* **TASK ITEM**
Find the line containing "Decode this image" in the listing below; reproduce it and every line after, exactly. Skip pictures.

* **TASK DATA**
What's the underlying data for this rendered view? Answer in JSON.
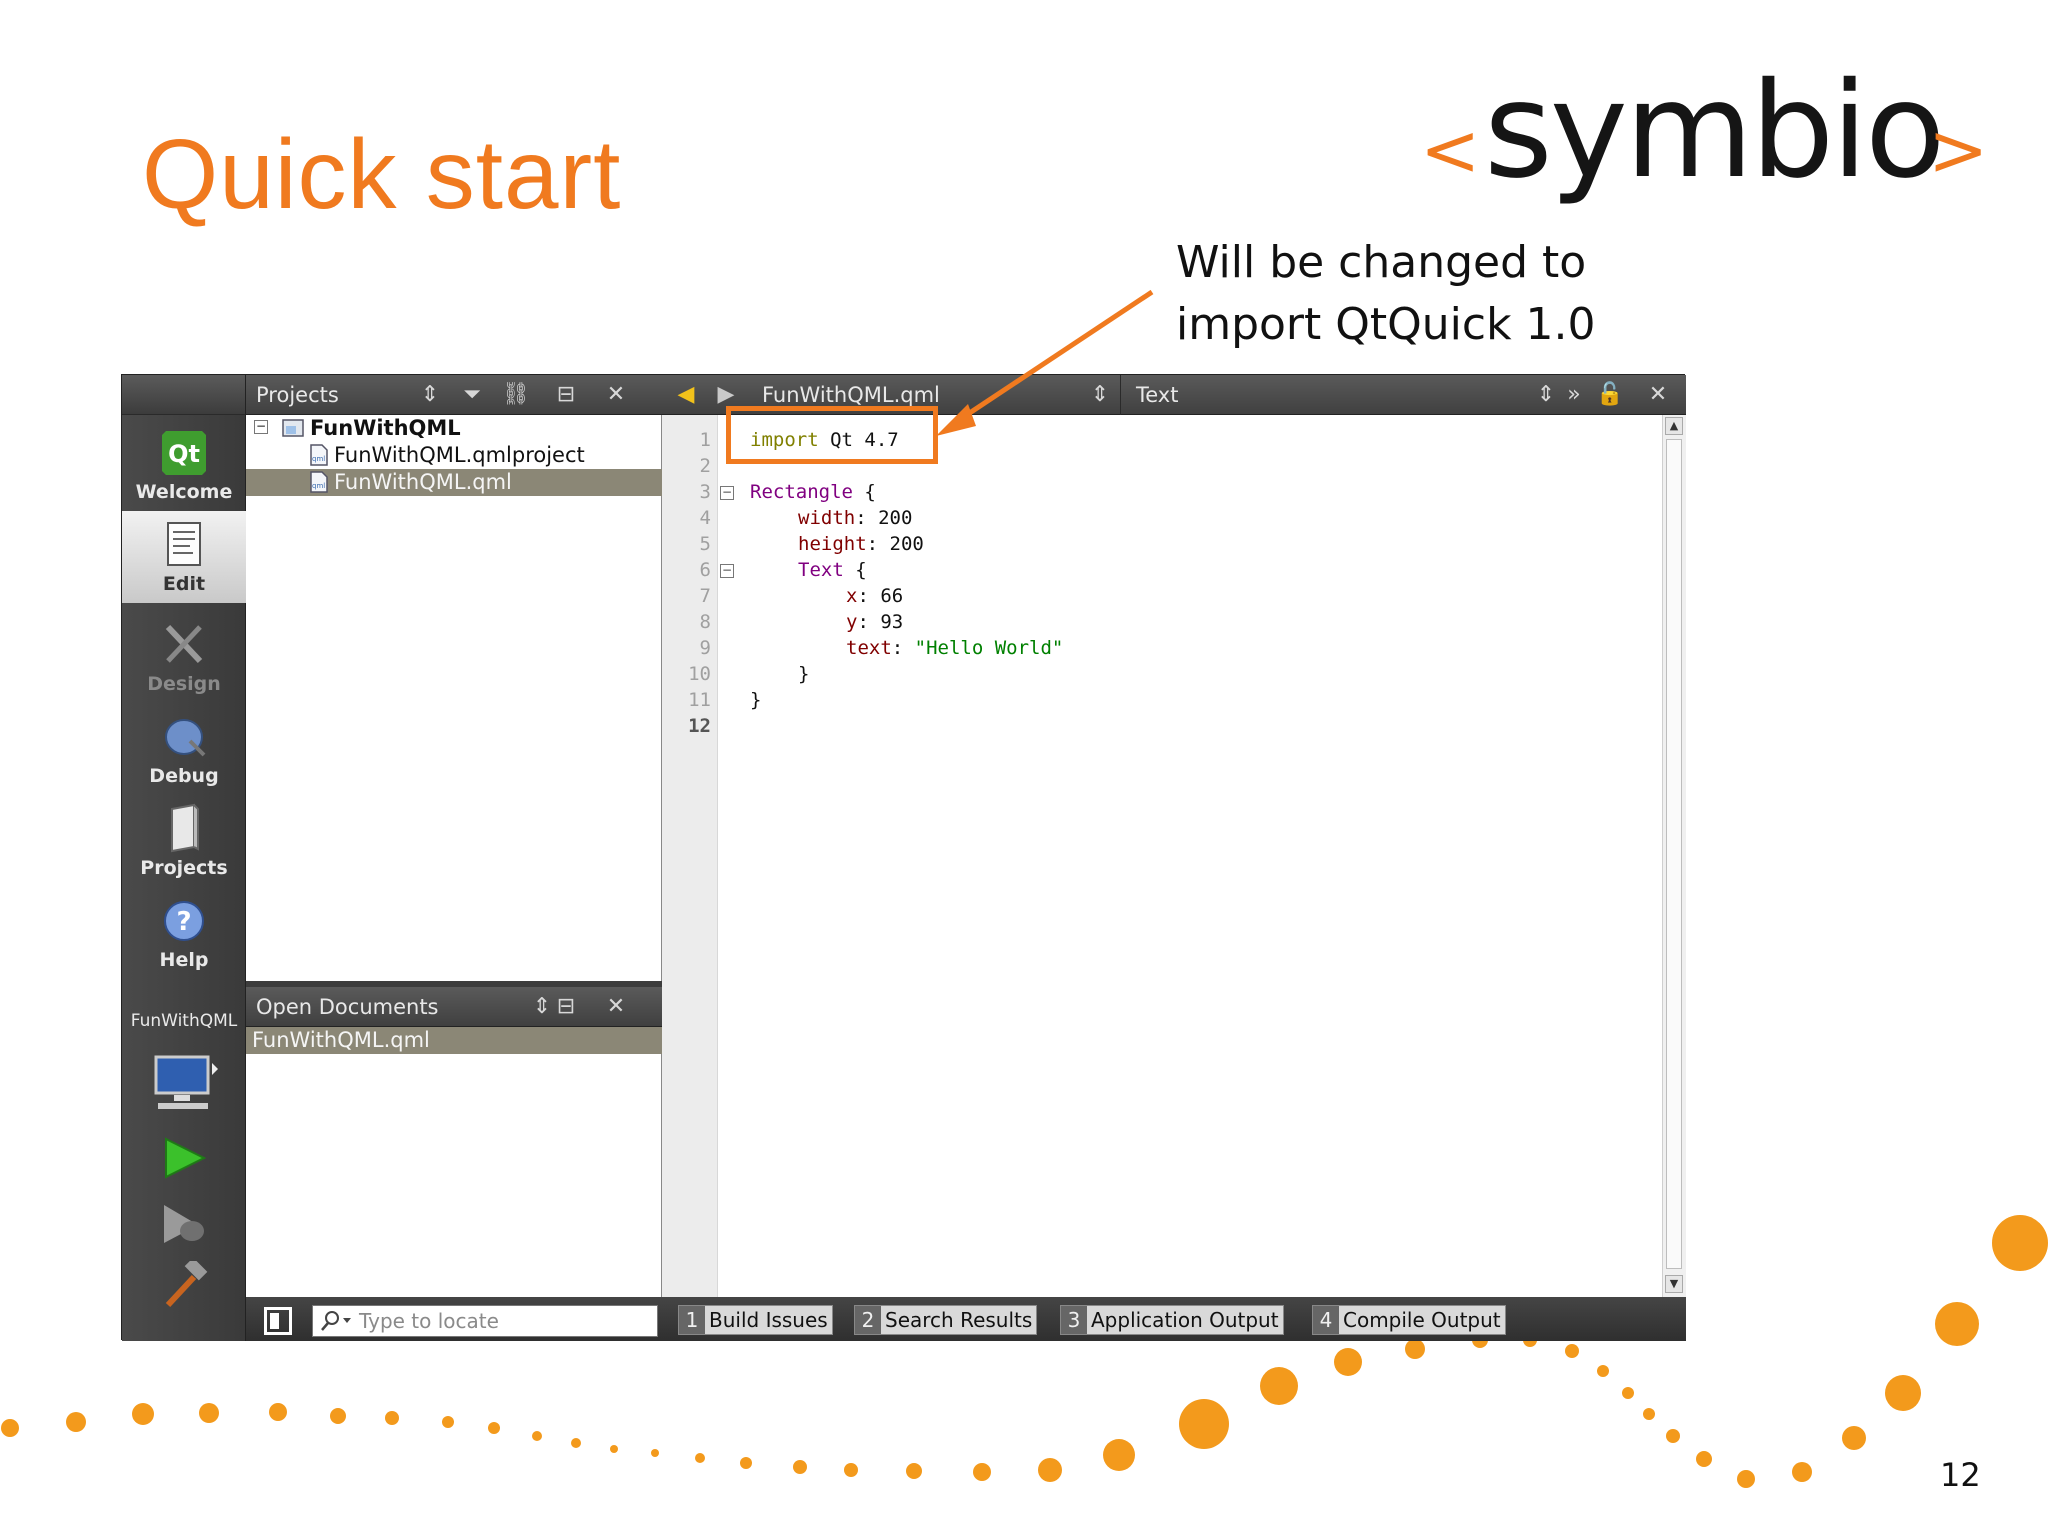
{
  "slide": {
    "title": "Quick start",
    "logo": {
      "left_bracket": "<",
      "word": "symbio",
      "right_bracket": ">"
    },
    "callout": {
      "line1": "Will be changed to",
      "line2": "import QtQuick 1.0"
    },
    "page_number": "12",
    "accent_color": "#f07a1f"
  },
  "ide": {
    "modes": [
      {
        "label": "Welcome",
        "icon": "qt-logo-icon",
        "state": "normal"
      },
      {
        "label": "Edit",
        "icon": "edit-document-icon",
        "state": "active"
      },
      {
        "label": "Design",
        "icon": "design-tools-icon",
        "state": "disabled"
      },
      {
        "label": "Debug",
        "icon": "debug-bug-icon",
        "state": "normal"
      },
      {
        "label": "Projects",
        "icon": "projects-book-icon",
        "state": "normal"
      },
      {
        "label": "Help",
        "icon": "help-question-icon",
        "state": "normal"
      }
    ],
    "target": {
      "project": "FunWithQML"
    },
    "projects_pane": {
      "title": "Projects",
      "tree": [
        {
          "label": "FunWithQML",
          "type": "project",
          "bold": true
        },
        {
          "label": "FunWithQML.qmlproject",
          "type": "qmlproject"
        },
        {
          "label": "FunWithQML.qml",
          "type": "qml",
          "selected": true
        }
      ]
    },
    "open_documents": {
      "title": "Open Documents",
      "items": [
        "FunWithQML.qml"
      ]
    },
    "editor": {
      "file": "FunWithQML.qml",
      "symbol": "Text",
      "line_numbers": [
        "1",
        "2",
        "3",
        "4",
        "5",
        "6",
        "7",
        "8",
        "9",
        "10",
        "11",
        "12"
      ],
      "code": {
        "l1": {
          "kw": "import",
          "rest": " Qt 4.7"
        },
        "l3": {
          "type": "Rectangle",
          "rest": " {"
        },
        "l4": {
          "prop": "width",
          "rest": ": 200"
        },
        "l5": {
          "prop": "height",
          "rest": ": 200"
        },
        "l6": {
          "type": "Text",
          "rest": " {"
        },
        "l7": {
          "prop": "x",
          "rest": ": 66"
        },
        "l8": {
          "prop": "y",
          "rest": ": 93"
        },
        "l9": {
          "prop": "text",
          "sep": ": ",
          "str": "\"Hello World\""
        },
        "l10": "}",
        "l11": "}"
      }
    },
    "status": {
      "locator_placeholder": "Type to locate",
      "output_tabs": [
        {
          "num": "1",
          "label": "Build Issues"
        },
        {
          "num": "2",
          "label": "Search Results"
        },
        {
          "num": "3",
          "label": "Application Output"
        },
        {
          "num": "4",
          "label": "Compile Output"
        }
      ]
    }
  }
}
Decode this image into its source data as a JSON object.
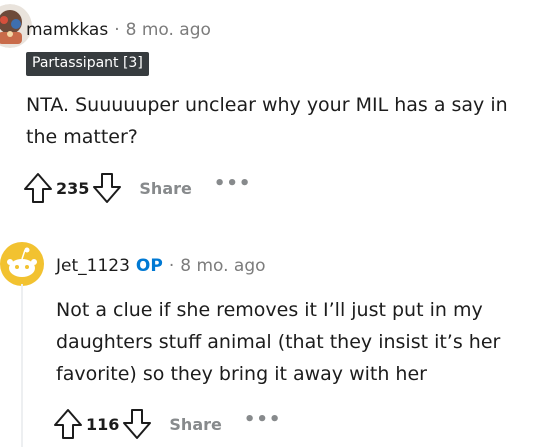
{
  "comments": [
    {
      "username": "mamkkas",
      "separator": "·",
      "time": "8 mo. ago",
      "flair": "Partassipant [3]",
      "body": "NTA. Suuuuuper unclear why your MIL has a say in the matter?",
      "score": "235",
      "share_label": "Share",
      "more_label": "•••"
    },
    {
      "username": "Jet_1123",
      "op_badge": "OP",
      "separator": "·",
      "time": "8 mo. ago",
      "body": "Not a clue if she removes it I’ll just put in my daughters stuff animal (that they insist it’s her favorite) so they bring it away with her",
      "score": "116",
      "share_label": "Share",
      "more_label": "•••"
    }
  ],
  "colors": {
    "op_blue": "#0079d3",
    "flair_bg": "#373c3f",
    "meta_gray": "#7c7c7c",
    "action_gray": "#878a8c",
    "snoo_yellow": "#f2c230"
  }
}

* **YOUR SOLUTION**
Decode this image into its source data as a JSON object.
{
  "comments": [
    {
      "username": "mamkkas",
      "separator": "·",
      "time": "8 mo. ago",
      "flair": "Partassipant [3]",
      "body": "NTA. Suuuuuper unclear why your MIL has a say in the matter?",
      "score": "235",
      "share_label": "Share",
      "more_label": "•••"
    },
    {
      "username": "Jet_1123",
      "op_badge": "OP",
      "separator": "·",
      "time": "8 mo. ago",
      "body": "Not a clue if she removes it I’ll just put in my daughters stuff animal (that they insist it’s her favorite) so they bring it away with her",
      "score": "116",
      "share_label": "Share",
      "more_label": "•••"
    }
  ],
  "colors": {
    "op_blue": "#0079d3",
    "flair_bg": "#373c3f",
    "meta_gray": "#7c7c7c",
    "action_gray": "#878a8c",
    "snoo_yellow": "#f2c230"
  }
}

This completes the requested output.